#### Task directions
Where the string "handle" appears in a line of the data, show that line.

══ Supplied material ══

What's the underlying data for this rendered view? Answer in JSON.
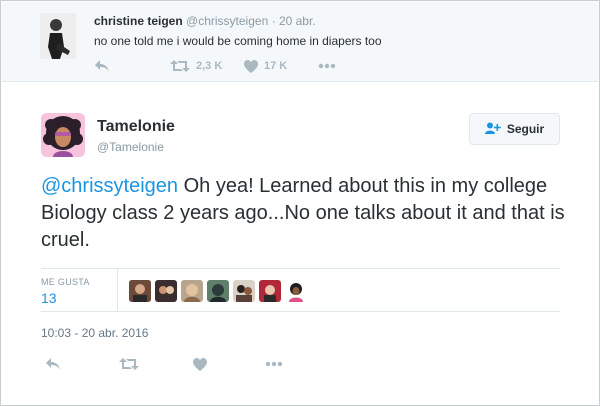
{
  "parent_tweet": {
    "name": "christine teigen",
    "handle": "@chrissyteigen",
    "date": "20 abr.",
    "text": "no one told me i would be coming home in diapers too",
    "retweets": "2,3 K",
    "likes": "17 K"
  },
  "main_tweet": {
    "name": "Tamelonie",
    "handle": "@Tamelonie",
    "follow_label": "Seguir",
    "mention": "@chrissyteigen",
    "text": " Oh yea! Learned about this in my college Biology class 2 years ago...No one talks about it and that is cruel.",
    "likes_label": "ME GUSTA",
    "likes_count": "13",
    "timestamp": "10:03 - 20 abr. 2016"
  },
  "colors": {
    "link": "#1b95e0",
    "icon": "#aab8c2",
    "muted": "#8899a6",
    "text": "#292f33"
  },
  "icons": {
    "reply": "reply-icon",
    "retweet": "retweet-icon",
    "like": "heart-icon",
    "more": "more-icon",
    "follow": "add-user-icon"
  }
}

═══
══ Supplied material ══

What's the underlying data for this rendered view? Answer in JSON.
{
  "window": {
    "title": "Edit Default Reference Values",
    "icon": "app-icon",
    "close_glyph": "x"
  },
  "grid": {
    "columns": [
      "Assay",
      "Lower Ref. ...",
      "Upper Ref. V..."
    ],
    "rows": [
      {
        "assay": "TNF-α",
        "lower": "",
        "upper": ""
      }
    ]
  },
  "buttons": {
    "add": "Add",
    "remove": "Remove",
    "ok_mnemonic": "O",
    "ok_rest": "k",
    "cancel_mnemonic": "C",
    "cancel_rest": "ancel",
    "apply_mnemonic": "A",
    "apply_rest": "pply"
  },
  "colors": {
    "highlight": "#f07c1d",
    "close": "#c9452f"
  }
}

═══

#### The answer
    "handle": "@chrissyteigen",
    "handle": "@Tamelonie",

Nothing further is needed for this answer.